Why isn’t my tampon coming out easily?
If you feel a little resistance when you pull on the string and the tampon doesn’t come out, it may be that you need to leave it inside longer. A tampon that hasn’t absorbed much blood might not come out quite as easily as one that is lubricated with the menstrual fluids it has absorbed. This is due to friction between the tampon and your vaginal walls, so you can use a little lubricant on your index finger and apply it inside your vagina to help ease the tampon out. Or, try peeing or doing some deep breaths before removing it to relax your vaginal muscles.
If you can’t find the string, don’t panic. You should be able to reach it by getting into a squatting position and gently putting your thumb and index finger inside your vagina. The best thing to do is calm down and take a few deep breaths. If you’re struggling, a close family-member or friend might be able to talk you through it. If you really can’t get it out, then a medical professional will be able to help – this is extremely rare though! Usually, the tampon string will be there hanging outside your body ready for easy removal.
Remember that ideally, you should change your tampon every four hours, with eight hours being the maximum time you can safely keep one in. This might vary depending on your flow and the activities you do, though, so you may want to read more about how often to change your tampon.
What should I do if removing my tampon is hurting or feels painful
Typically, it shouldn’t hurt when you remove your tampon. If it’s been in for at least four hours and you feel discomfort when you try to pull it out, it could be that your flow and the absorption level of the tampon don’t match.
The best way to avoid pain when removing tampons is to wear the right absorbency for your flow, and only use them when you are certain you are on your period. Until you are sure your period has started, try using a period towel or period pants instead, and do the same when your flow is tapering off at the end of your menstruation.
For those in-between days when you’re looking for something to deal with spotting, a liner will work beautifully and give you the confidence and protection you need.
If you continue to experience pain whenever you remove a tampon, it’s a good idea to see your doctor to check for an infection or something else that might be causing the issue.

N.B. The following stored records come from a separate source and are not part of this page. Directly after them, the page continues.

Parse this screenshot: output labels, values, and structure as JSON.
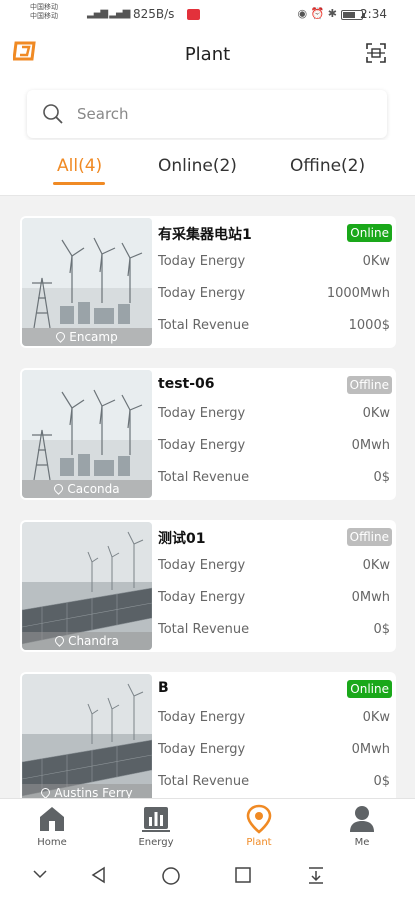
{
  "status_bar": {
    "carrier_1": "中国移动",
    "carrier_2": "中国移动",
    "speed": "825B/s",
    "time": "2:34"
  },
  "header": {
    "title": "Plant"
  },
  "search": {
    "placeholder": "Search"
  },
  "tabs": [
    {
      "label": "All(4)",
      "active": true
    },
    {
      "label": "Online(2)",
      "active": false
    },
    {
      "label": "Offine(2)",
      "active": false
    }
  ],
  "plants": [
    {
      "name": "有采集器电站1",
      "status": "Online",
      "location": "Encamp",
      "image": "wind-substation",
      "rows": [
        {
          "label": "Today Energy",
          "value": "0Kw"
        },
        {
          "label": "Today Energy",
          "value": "1000Mwh"
        },
        {
          "label": "Total Revenue",
          "value": "1000$"
        }
      ]
    },
    {
      "name": "test-06",
      "status": "Offline",
      "location": "Caconda",
      "image": "wind-substation",
      "rows": [
        {
          "label": "Today Energy",
          "value": "0Kw"
        },
        {
          "label": "Today Energy",
          "value": "0Mwh"
        },
        {
          "label": "Total Revenue",
          "value": "0$"
        }
      ]
    },
    {
      "name": "测试01",
      "status": "Offline",
      "location": "Chandra",
      "image": "solar-wind",
      "rows": [
        {
          "label": "Today Energy",
          "value": "0Kw"
        },
        {
          "label": "Today Energy",
          "value": "0Mwh"
        },
        {
          "label": "Total Revenue",
          "value": "0$"
        }
      ]
    },
    {
      "name": "B",
      "status": "Online",
      "location": "Austins Ferry",
      "image": "solar-wind",
      "rows": [
        {
          "label": "Today Energy",
          "value": "0Kw"
        },
        {
          "label": "Today Energy",
          "value": "0Mwh"
        },
        {
          "label": "Total Revenue",
          "value": "0$"
        }
      ]
    }
  ],
  "bottom_nav": [
    {
      "label": "Home",
      "icon": "home-icon",
      "active": false
    },
    {
      "label": "Energy",
      "icon": "energy-icon",
      "active": false
    },
    {
      "label": "Plant",
      "icon": "location-pin-icon",
      "active": true
    },
    {
      "label": "Me",
      "icon": "user-icon",
      "active": false
    }
  ],
  "colors": {
    "accent": "#f08a24",
    "online": "#1aa81a",
    "offline": "#bdbdbd"
  }
}
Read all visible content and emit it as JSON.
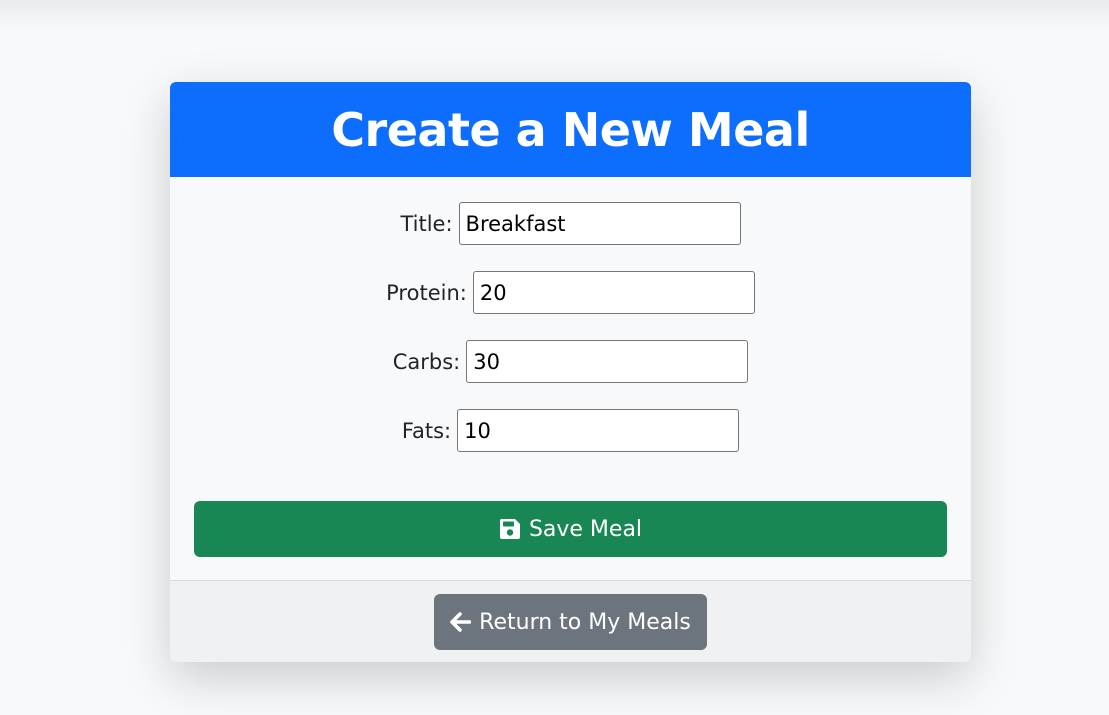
{
  "header": {
    "title": "Create a New Meal"
  },
  "form": {
    "fields": [
      {
        "label": "Title:",
        "value": "Breakfast"
      },
      {
        "label": "Protein:",
        "value": "20"
      },
      {
        "label": "Carbs:",
        "value": "30"
      },
      {
        "label": "Fats:",
        "value": "10"
      }
    ],
    "save_label": "Save Meal",
    "save_icon": "floppy-disk-icon"
  },
  "footer": {
    "return_label": "Return to My Meals",
    "return_icon": "arrow-left-icon"
  },
  "colors": {
    "header_bg": "#0d6efd",
    "save_bg": "#198754",
    "return_bg": "#6c757d"
  }
}
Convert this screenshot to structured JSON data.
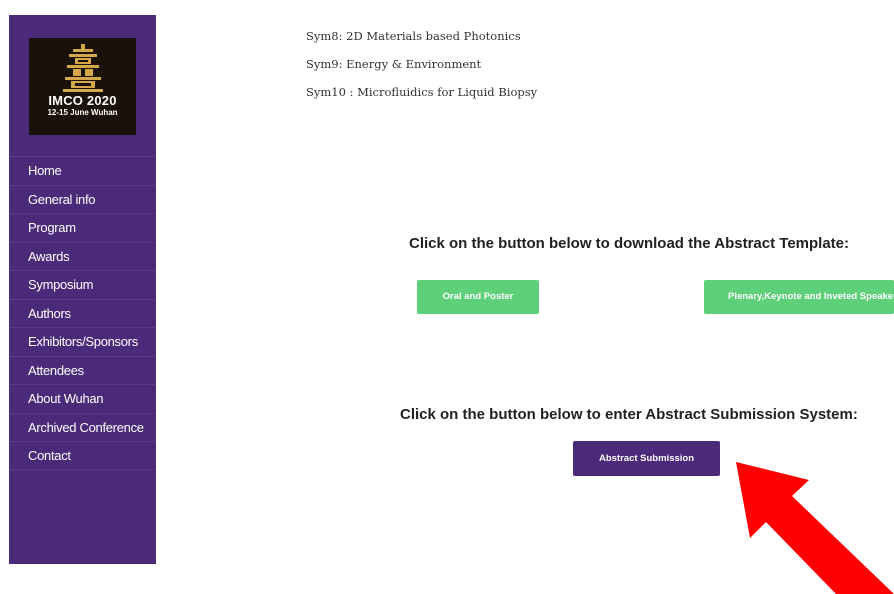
{
  "sidebar": {
    "logo": {
      "title": "IMCO 2020",
      "subtitle": "12-15 June  Wuhan"
    },
    "nav": [
      {
        "label": "Home"
      },
      {
        "label": "General info"
      },
      {
        "label": "Program"
      },
      {
        "label": "Awards"
      },
      {
        "label": "Symposium"
      },
      {
        "label": "Authors"
      },
      {
        "label": "Exhibitors/Sponsors"
      },
      {
        "label": "Attendees"
      },
      {
        "label": "About Wuhan"
      },
      {
        "label": "Archived Conference"
      },
      {
        "label": "Contact"
      }
    ]
  },
  "main": {
    "symposia": [
      "Sym8: 2D Materials based Photonics",
      "Sym9: Energy & Environment",
      "Sym10 : Microfluidics for Liquid Biopsy"
    ],
    "template_heading": "Click on the button below to download the Abstract Template:",
    "buttons": {
      "oral_poster": "Oral and Poster",
      "plenary": "Plenary,Keynote and Inveted Speakers"
    },
    "submission_heading": "Click on the button below to enter Abstract Submission System:",
    "abstract_submission": "Abstract Submission"
  },
  "colors": {
    "sidebar_bg": "#4a2a79",
    "green_button": "#5fd07a",
    "purple_button": "#4a2a79",
    "arrow": "#ff0000"
  },
  "icons": {
    "logo_emblem": "gold-tower-emblem-icon",
    "annotation": "red-arrow-icon"
  }
}
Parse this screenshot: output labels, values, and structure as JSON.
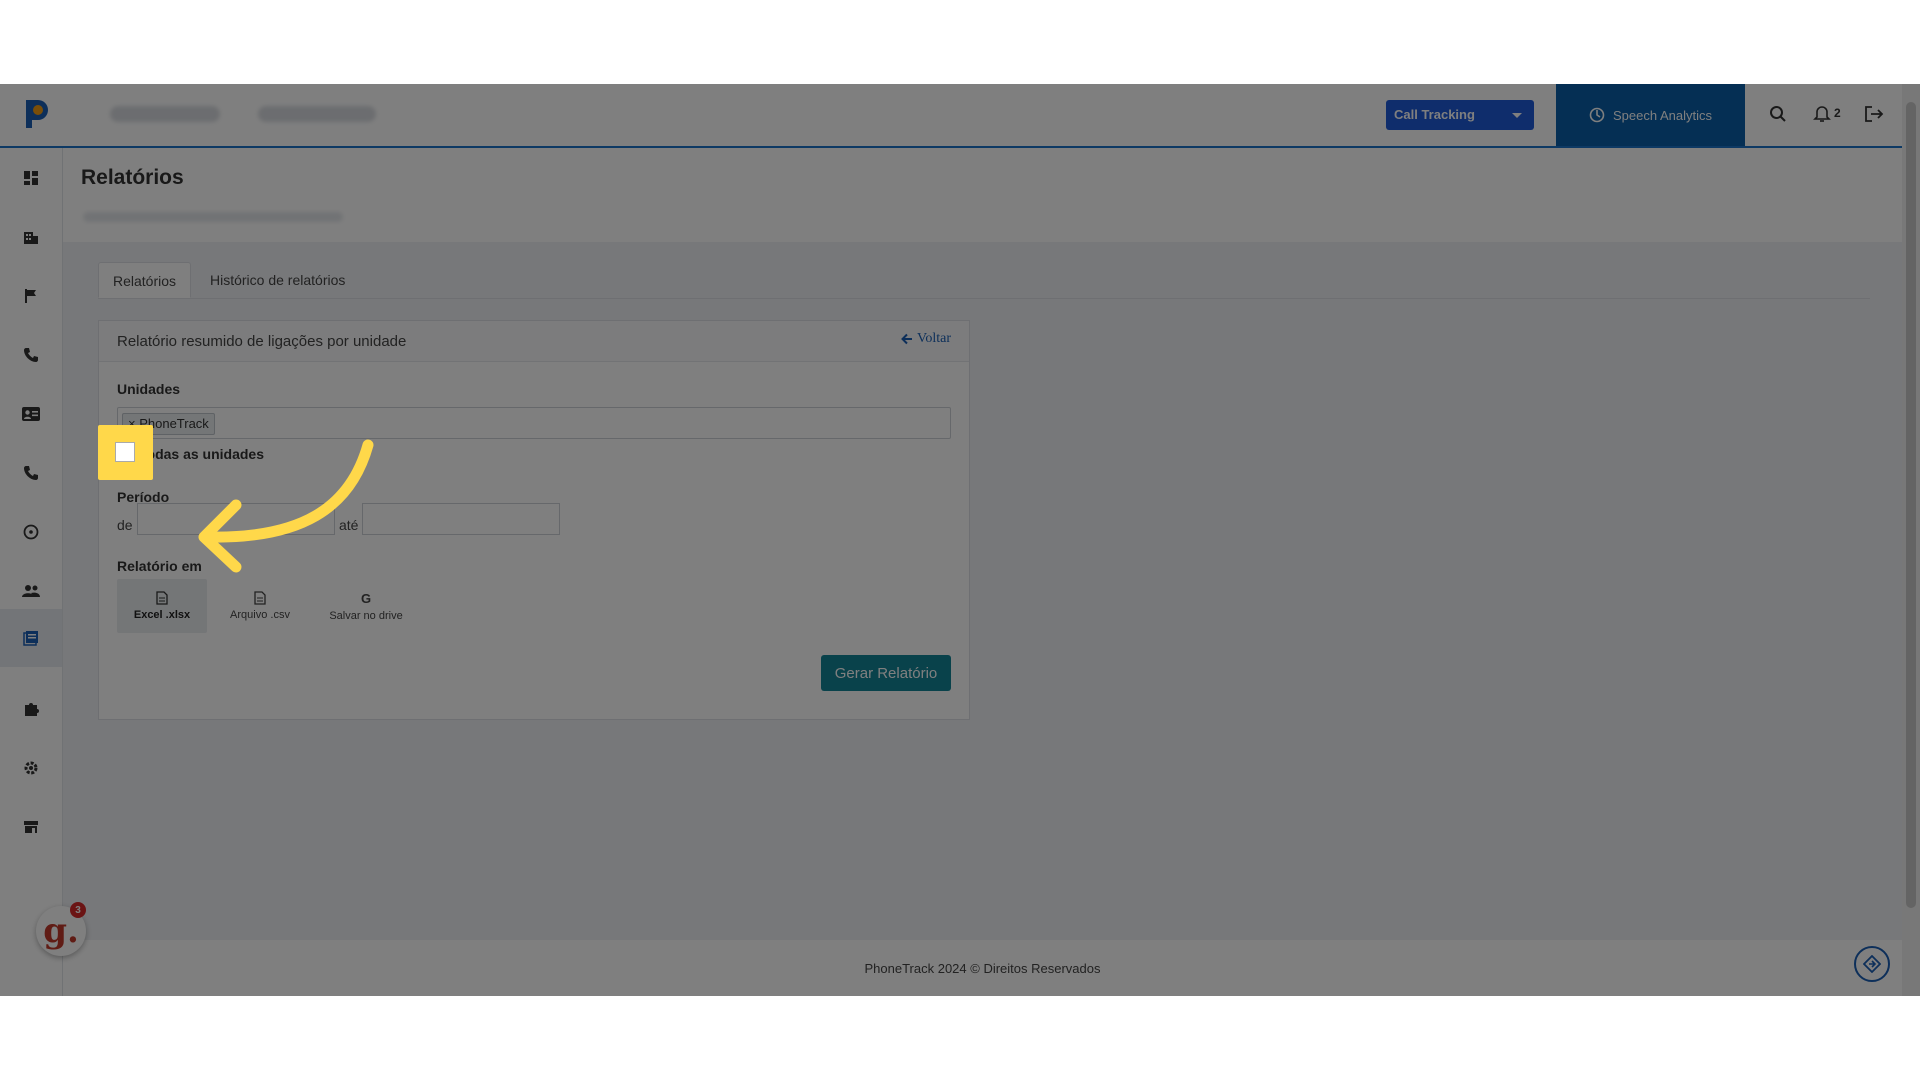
{
  "topbar": {
    "product_select": "Call Tracking",
    "speech_analytics": "Speech Analytics",
    "notification_count": "2"
  },
  "page": {
    "title": "Relatórios"
  },
  "tabs": [
    {
      "label": "Relatórios"
    },
    {
      "label": "Histórico de relatórios"
    }
  ],
  "card": {
    "title": "Relatório resumido de ligações por unidade",
    "back_label": "Voltar",
    "units_label": "Unidades",
    "selected_unit": "× PhoneTrack",
    "all_units_label": "Todas as unidades",
    "period_label": "Período",
    "from_label": "de",
    "to_label": "até",
    "report_in_label": "Relatório em",
    "formats": [
      {
        "label": "Excel .xlsx",
        "icon": "file-icon"
      },
      {
        "label": "Arquivo .csv",
        "icon": "file-icon"
      },
      {
        "label": "Salvar no drive",
        "icon": "google-icon"
      }
    ],
    "generate_button": "Gerar Relatório"
  },
  "footer": {
    "text": "PhoneTrack 2024 © Direitos Reservados"
  },
  "widget": {
    "badge_letter": "g.",
    "badge_count": "3"
  },
  "colors": {
    "accent_blue": "#1e5ad8",
    "speech_bg": "#0a5ea8",
    "generate_bg": "#138496",
    "highlight": "#ffd84a"
  }
}
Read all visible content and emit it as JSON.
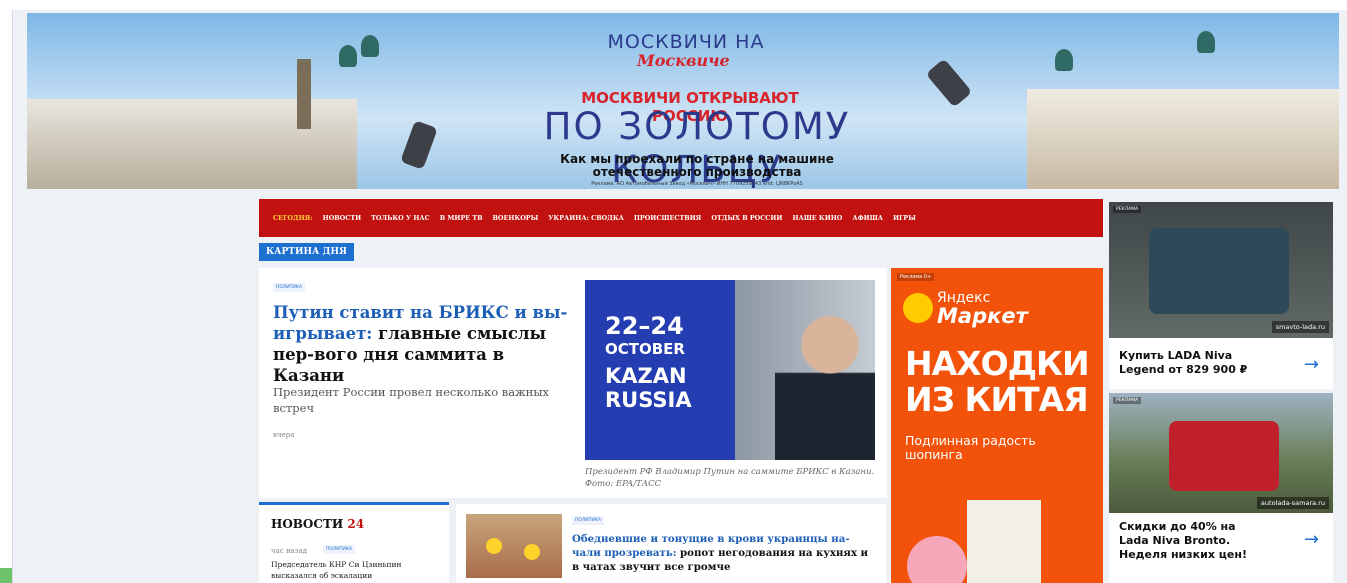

How do I dispose of my tampon?
Try and be mindful about how you throw your used tampon away. It’s best not to flush it down the toilet as this could cause a blockage. Instead, wrap it in some toilet paper and put it in the bin. Remember to always wash your hands afterwards, then you’re good to change to a new tampon and go about your day!
Removing and disposing of your tampons will become second nature once you’ve done it a few times! You might absolutely love using them or decide to try some other period products instead – it’s a completely personal choice. But if you would like to learn more, have a look at a few other things to be mindful of when using a tampon.
The medical information in this article is provided as an information resource only and is not to be used or relied on for any diagnostic or treatment purposes. Please consult your doctor for guidance about a specific medical condition.